4. There is always room for development

There is a saying that the more you know, the more you know you don’t know. It is very true and quite comforting because learning is my passion and I never want to stop learning and growing. I used to worry that as a manager, I would no longer have up-to-date technical knowledge and become obsolete. However, over time, I’ve come to realise that I am still learning and expanding my knowledge everyday as a manager. And technical knowledge is not the only knowledge we need to make our mark in this world. 

5. It’s ok to fail as long as I learn from my failures

I hate to say I am a perfectionist but many personality tests I have taken thus far have revealed that I am one. As such, I don’t like failures and I want to get things done perfectly the first time. Being a manager means that sometimes, we need to think and make decisions on our feet without much preparation. I was not comfortable with the fact that I could be making wrong decisions or saying wrong things that affect not only myself but also other people. However, I have come to accept that it is ok to make mistakes as long as I learn from my mistakes and do everything in my power to correct them or learn from them. So for example, these days, I make quick decisions with information I have at hand but I am willing to change my decision as I gather more information or stand corrected and not beat myself over it. 

I came across this talk on taking the management leap by a fellow woman in technology, Kristine Howard, where she spoke about how she ended up in a managerial role and what her responsibilities were. I recommend you to check it out because it will give you a great insight into a managerial role in a technology company. 

To those who are looking to become a manager and think they will be good at it, I say more power to you and I wish you all the best. To those who are not sure if they want to become a manager, I say give it a go because you never know until you try and there is really nothing to lose. If you like it, then you’ll be glad that you give it a try. If you don’t like it and go back to being an individual contributor, you’ll have gained an invaluable experience and that’s a win too.
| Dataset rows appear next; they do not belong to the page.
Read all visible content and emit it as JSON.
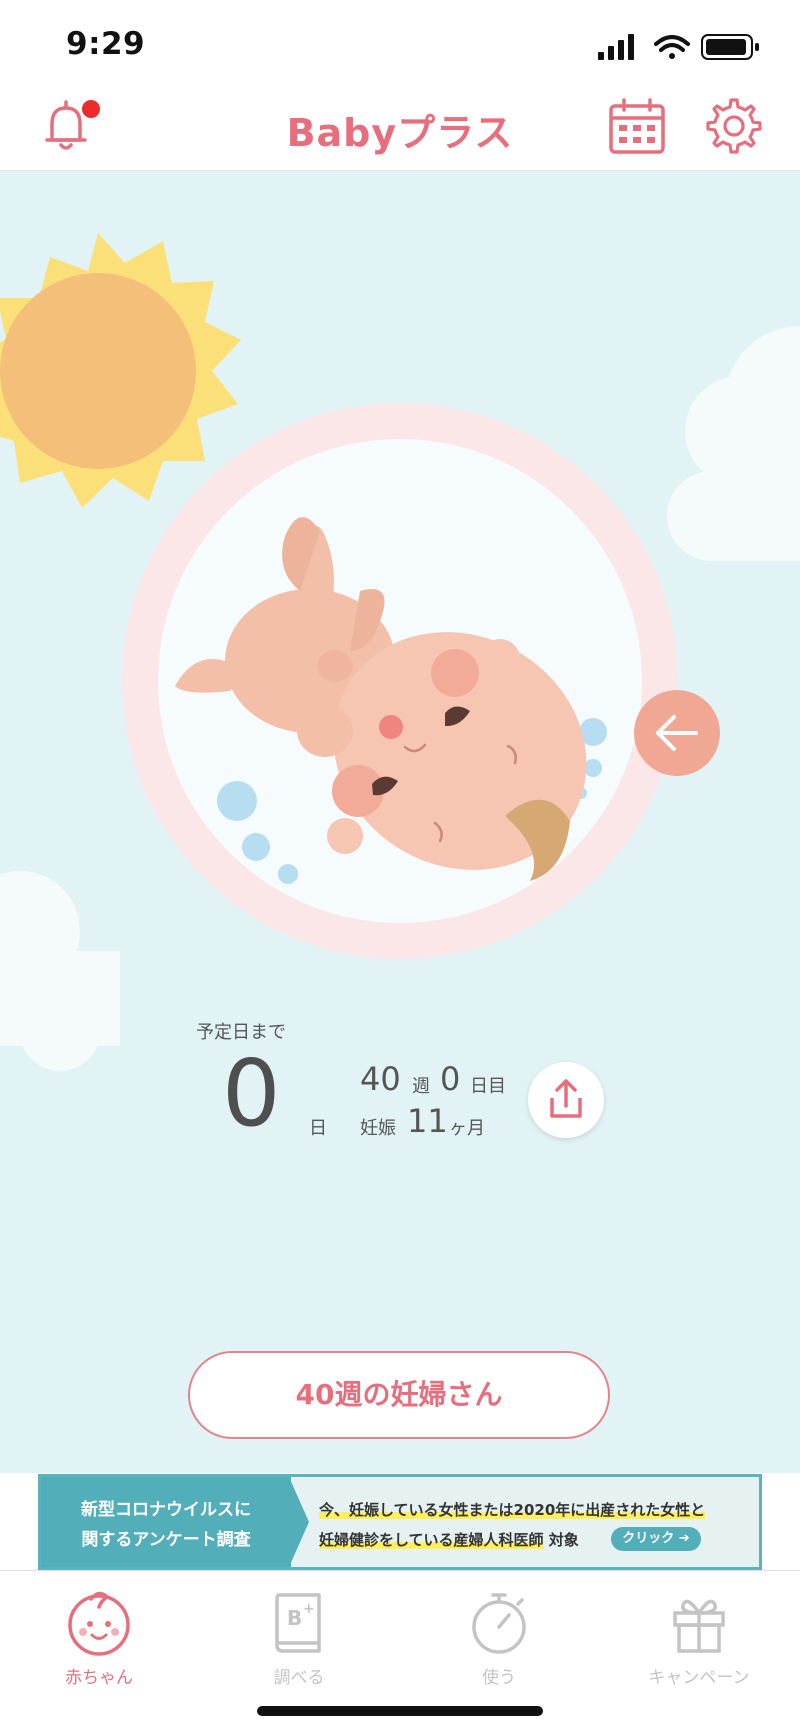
{
  "status_bar": {
    "time": "9:29"
  },
  "header": {
    "title": "Babyプラス"
  },
  "countdown": {
    "label": "予定日まで",
    "days": "0",
    "days_unit": "日",
    "week": "40",
    "week_unit": "週",
    "day": "0",
    "day_unit": "日目",
    "pregnancy_label": "妊娠",
    "month": "11",
    "month_unit": "ヶ月"
  },
  "stage_button": {
    "label": "40週の妊婦さん"
  },
  "banner": {
    "title_line1": "新型コロナウイルスに",
    "title_line2": "関するアンケート調査",
    "line1": "今、妊娠している女性または2020年に出産された女性と",
    "line2_highlight": "妊婦健診をしている産婦人科医師",
    "line2_suffix": " 対象",
    "click_label": "クリック ➔"
  },
  "tabs": [
    {
      "label": "赤ちゃん",
      "icon": "baby-face-icon",
      "active": true
    },
    {
      "label": "調べる",
      "icon": "book-icon",
      "active": false
    },
    {
      "label": "使う",
      "icon": "stopwatch-icon",
      "active": false
    },
    {
      "label": "キャンペーン",
      "icon": "gift-icon",
      "active": false
    }
  ],
  "colors": {
    "accent": "#e76f7d",
    "scene_background": "#e2f3f6",
    "banner_teal": "#52aeb8"
  }
}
And who knows, you might be ready to come back to it again at a later time like I did and enjoy it second time around.